A nurse who is interested in burn care might consider enrolling in a 2-year Master of Science in Nursing degree program with a specialization in acute care, trauma, and emergency nursing. Master's degree programs like this often incorporate classroom lectures, laboratory experiences, independent research, and clinical rotations. Such a program can prepare students to become either clinical nurse specialists or acute care nurse practitioners and can prepare graduates to receive specialty certification from the American Nurses Credentialing Center. A Master of Science degree can be earned in two years or less. Only registered nurses with an undergraduate degree in nursing and professional nursing experience can apply.
Master's Degree in Acute Care, Trauma, and Emergency Nursing
Courses included in a master's degree program in emergency and trauma nursing build upon previously-gained nursing experience and provide advanced insight into specialty nursing roles. Students learn about advanced acute care management, diagnosis and treatment of critical health situations, advanced patient assessment, and clinical pharmacology. Some specific courses include:
- Advanced pathophysiology
- Acute health assessment
- Assessment of the critically ill and injured
- Research in advanced practice nursing
- Diagnosis and management of acute care problems

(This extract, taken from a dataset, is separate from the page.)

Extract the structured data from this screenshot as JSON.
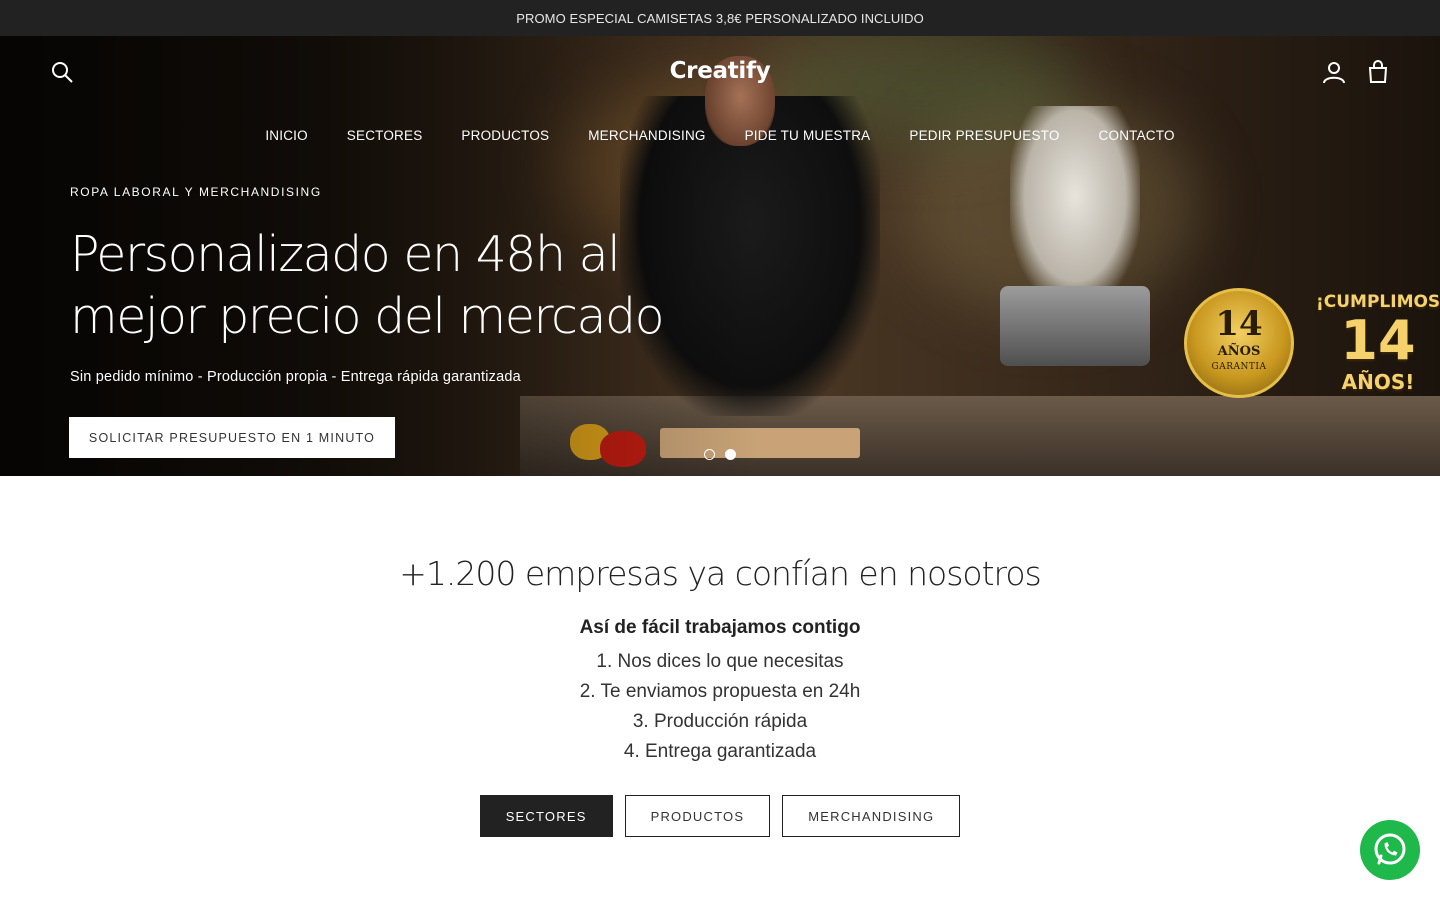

- Clinical management of acute care
Employment Outlook and Salary Info
Clinical nurse specialists and advanced practice nurses who have specialized in trauma and emergency care nursing can gain employment in critical care or burn units of several types of clinical facilities. While the U.S. Bureau of Labor Statistics doesn't provide information on burn nurse specialists, the bureau did project that employment for all nurses would grow by 12% from 2018-2028. Additionally, the bureau stated that nurse practitioners, including clinical nurse specialists, will be in high demand. The median annual salary for nurse practitioners was $107,030 in May 2018.

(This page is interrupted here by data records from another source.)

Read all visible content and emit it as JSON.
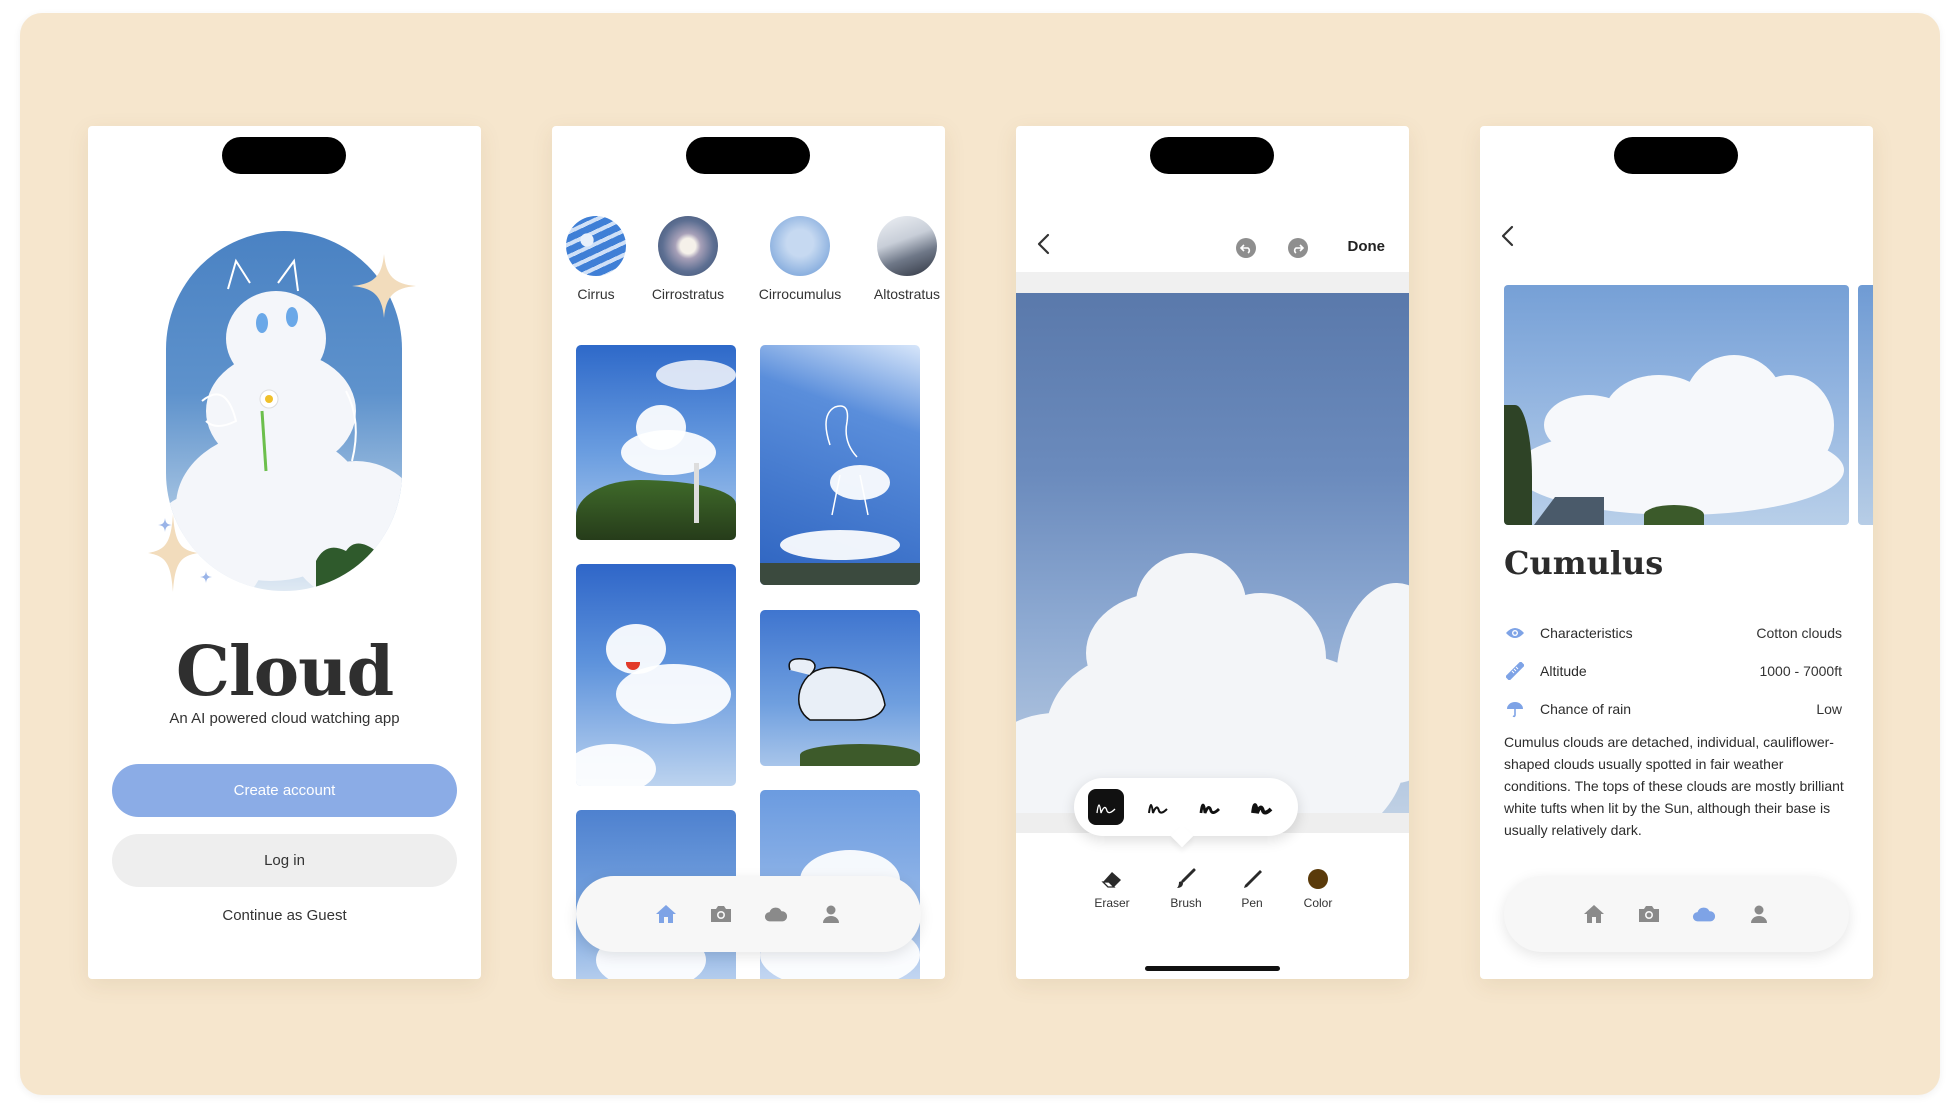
{
  "theme": {
    "background": "#f6e6cd",
    "accent": "#8bace6",
    "inactive_icon": "#8a8a8a"
  },
  "screen1": {
    "title": "Cloud",
    "subtitle": "An AI powered cloud watching app",
    "create_account_label": "Create account",
    "login_label": "Log in",
    "guest_label": "Continue as Guest"
  },
  "screen2": {
    "cloud_types": [
      {
        "label": "Cirrus"
      },
      {
        "label": "Cirrostratus"
      },
      {
        "label": "Cirrocumulus"
      },
      {
        "label": "Altostratus"
      }
    ],
    "nav": [
      {
        "icon": "home-icon",
        "active": true
      },
      {
        "icon": "camera-icon",
        "active": false
      },
      {
        "icon": "cloud-icon",
        "active": false
      },
      {
        "icon": "user-icon",
        "active": false
      }
    ]
  },
  "screen3": {
    "done_label": "Done",
    "tools": [
      {
        "label": "Eraser",
        "icon": "eraser-icon"
      },
      {
        "label": "Brush",
        "icon": "brush-icon"
      },
      {
        "label": "Pen",
        "icon": "pen-icon"
      },
      {
        "label": "Color",
        "icon": "color-swatch-icon",
        "color": "#5a3a0a"
      }
    ]
  },
  "screen4": {
    "title": "Cumulus",
    "attributes": [
      {
        "name": "Characteristics",
        "value": "Cotton clouds",
        "icon": "eye-icon"
      },
      {
        "name": "Altitude",
        "value": "1000 - 7000ft",
        "icon": "ruler-icon"
      },
      {
        "name": "Chance of rain",
        "value": "Low",
        "icon": "umbrella-icon"
      }
    ],
    "description": "Cumulus clouds are detached, individual, cauliflower-shaped clouds usually spotted in fair weather conditions. The tops of these clouds are mostly brilliant white tufts when lit by the Sun, although their base is usually relatively dark."
  }
}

The American Nurses Credentialing Center offers several certification options for nurses who have completed a master's degree program and are interested in focusing on acute care and burn nursing. Individuals can become certified Acute Care Nurse Practitioners or Adult Health Clinical Nurse Specialists. The American Burn Association also offers an Advanced Burn Life Support course for medical professionals who are interested in working in burn units.
Practicing nurses who wish to work in burn care can either gain on-the-job training or pursue a master of science degree in nursing with a specialization in acute care to become specialists.